**Problem description:** How many lines of the entries below contain the string "within"? State the number alone.

== Segment start ==

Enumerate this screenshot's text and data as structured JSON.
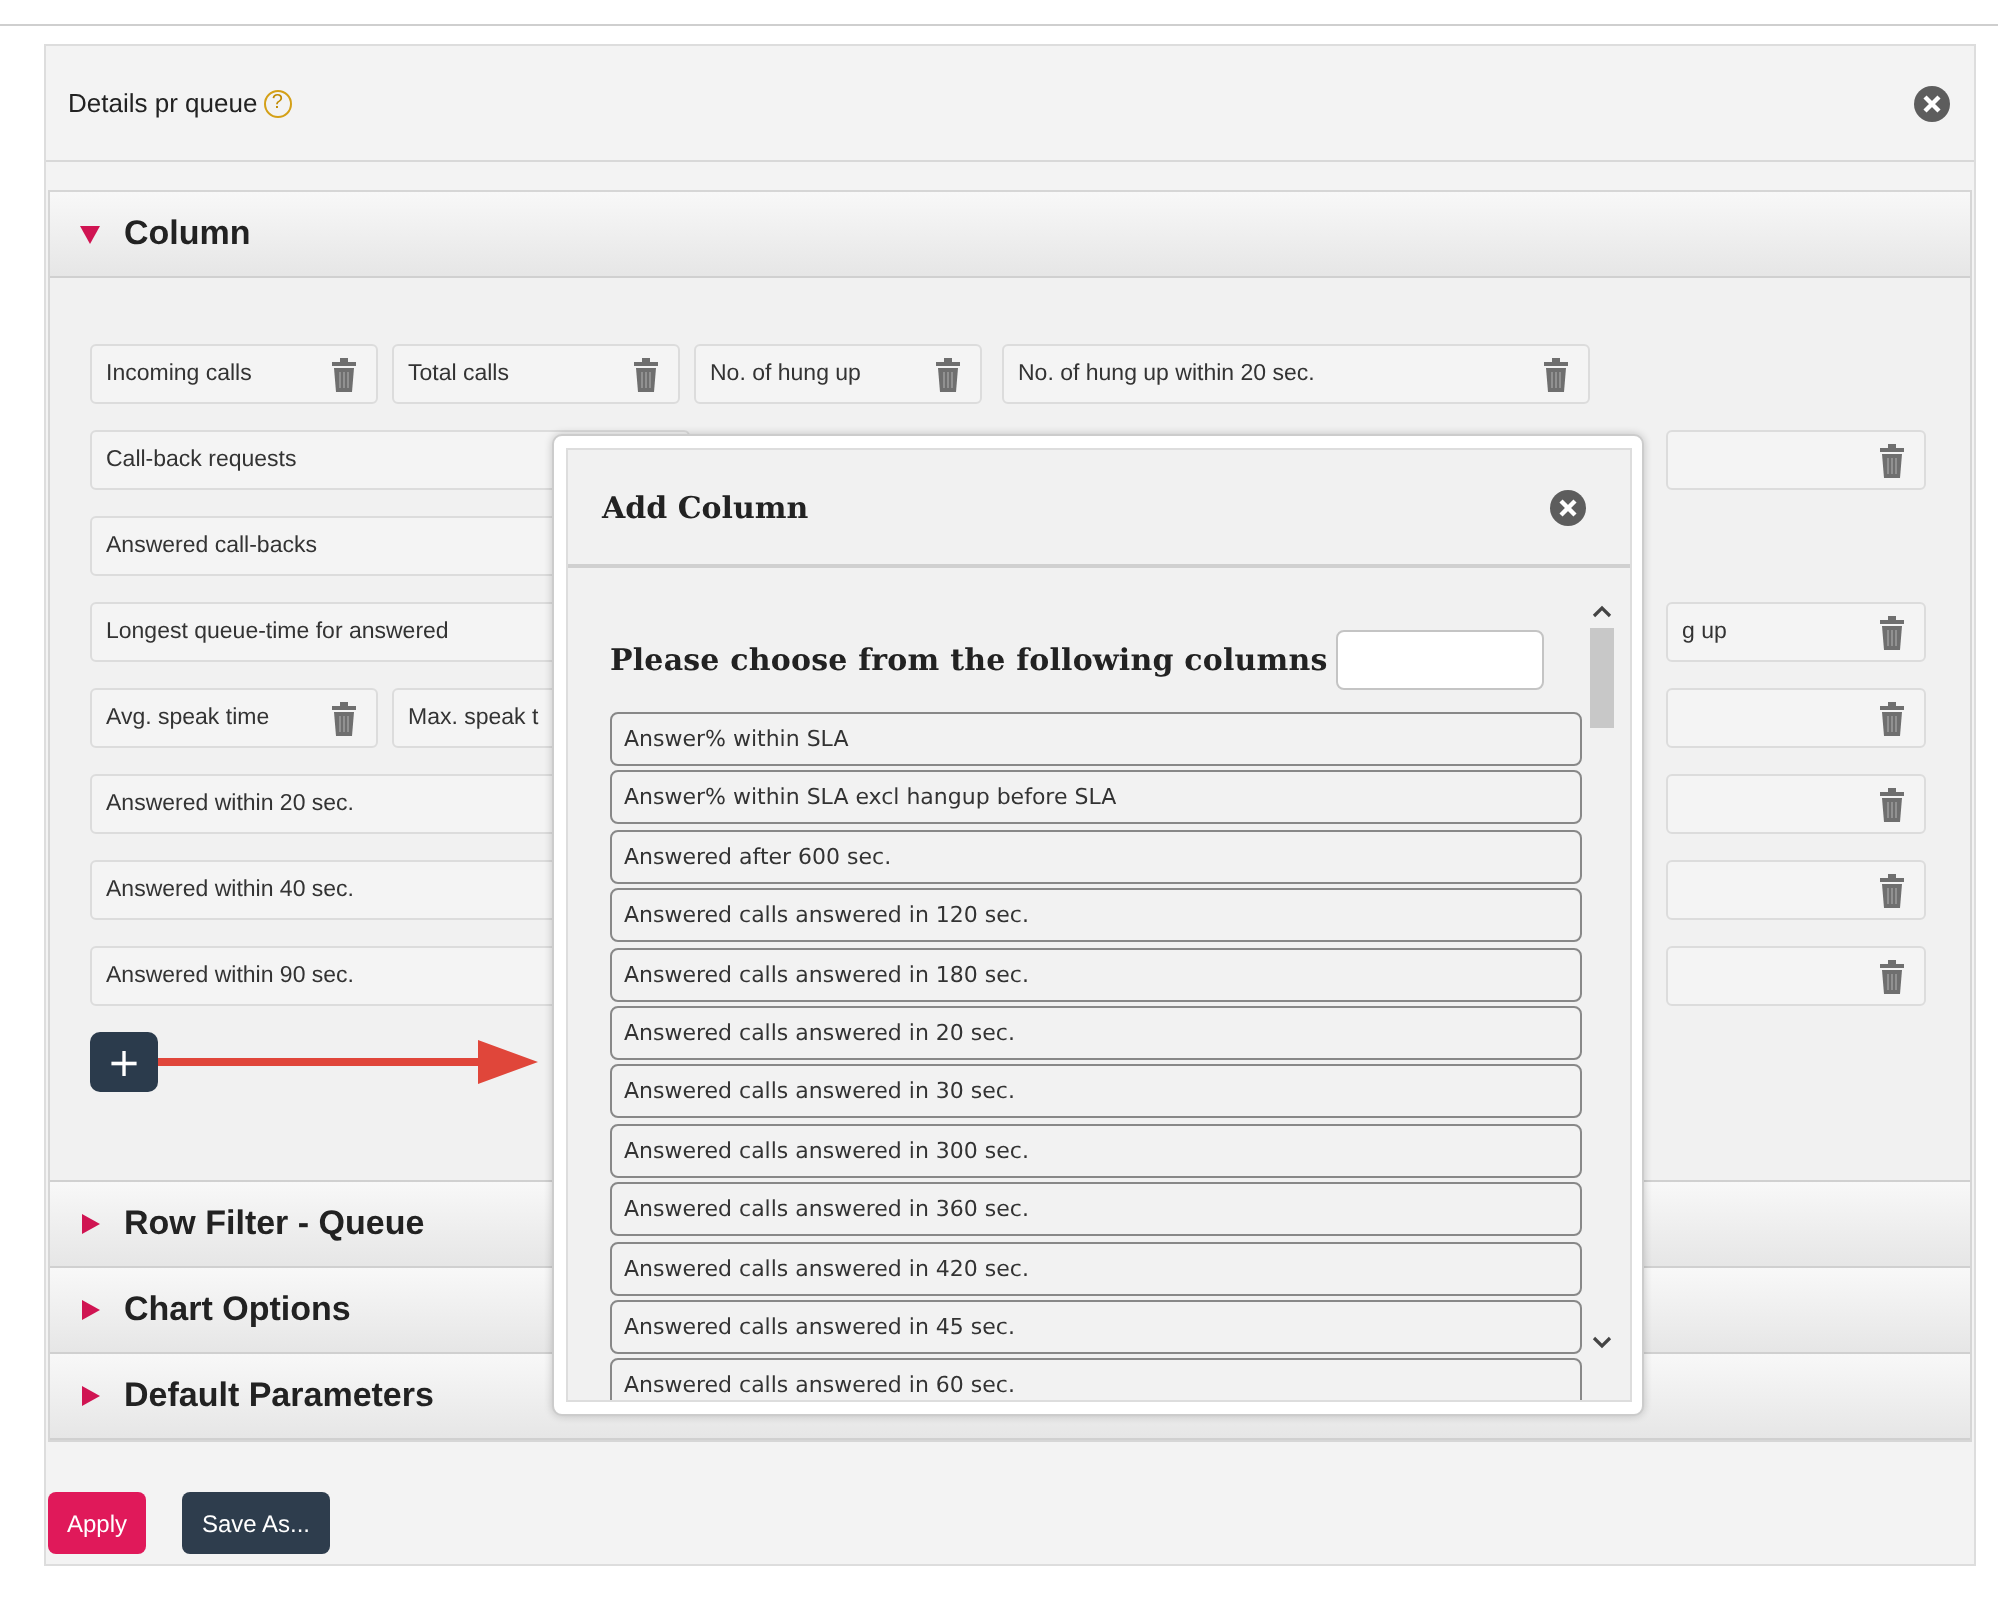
{
  "panel": {
    "title": "Details pr queue",
    "help": "?"
  },
  "sections": [
    {
      "title": "Column",
      "expanded": true
    },
    {
      "title": "Row Filter - Queue",
      "expanded": false
    },
    {
      "title": "Chart Options",
      "expanded": false
    },
    {
      "title": "Default Parameters",
      "expanded": false
    }
  ],
  "column_rows": [
    {
      "left": [
        {
          "label": "Incoming calls",
          "delete_icon": true
        },
        {
          "label": "Total calls",
          "delete_icon": true
        },
        {
          "label": "No. of hung up",
          "delete_icon": true
        },
        {
          "label": "No. of hung up within 20 sec.",
          "delete_icon": true
        }
      ],
      "right": []
    },
    {
      "left": [
        {
          "label": "Call-back requests",
          "delete_icon": false
        }
      ],
      "right": [
        {
          "delete_icon": true
        }
      ]
    },
    {
      "left": [
        {
          "label": "Answered call-backs",
          "delete_icon": false
        }
      ],
      "right": []
    },
    {
      "left": [
        {
          "label": "Longest queue-time for answered",
          "delete_icon": false
        }
      ],
      "right": [
        {
          "label": "g up",
          "delete_icon": true
        }
      ]
    },
    {
      "left": [
        {
          "label": "Avg. speak time",
          "delete_icon": true
        },
        {
          "label": "Max. speak t",
          "delete_icon": false
        }
      ],
      "right": [
        {
          "delete_icon": true
        }
      ]
    },
    {
      "left": [
        {
          "label": "Answered within 20 sec.",
          "delete_icon": false
        }
      ],
      "right": [
        {
          "delete_icon": true
        }
      ]
    },
    {
      "left": [
        {
          "label": "Answered within 40 sec.",
          "delete_icon": false
        }
      ],
      "right": [
        {
          "delete_icon": true
        }
      ]
    },
    {
      "left": [
        {
          "label": "Answered within 90 sec.",
          "delete_icon": false
        }
      ],
      "right": [
        {
          "delete_icon": true
        }
      ]
    }
  ],
  "add_button": {
    "label": "+"
  },
  "buttons": [
    {
      "label": "Apply",
      "kind": "primary"
    },
    {
      "label": "Save As...",
      "kind": "secondary"
    }
  ],
  "dialog": {
    "title": "Add Column",
    "prompt": "Please choose from the following columns",
    "options": [
      "Answer% within SLA",
      "Answer% within SLA excl hangup before SLA",
      "Answered after 600 sec.",
      "Answered calls answered in 120 sec.",
      "Answered calls answered in 180 sec.",
      "Answered calls answered in 20 sec.",
      "Answered calls answered in 30 sec.",
      "Answered calls answered in 300 sec.",
      "Answered calls answered in 360 sec.",
      "Answered calls answered in 420 sec.",
      "Answered calls answered in 45 sec.",
      "Answered calls answered in 60 sec."
    ]
  }
}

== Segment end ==

**Exercise response:** 6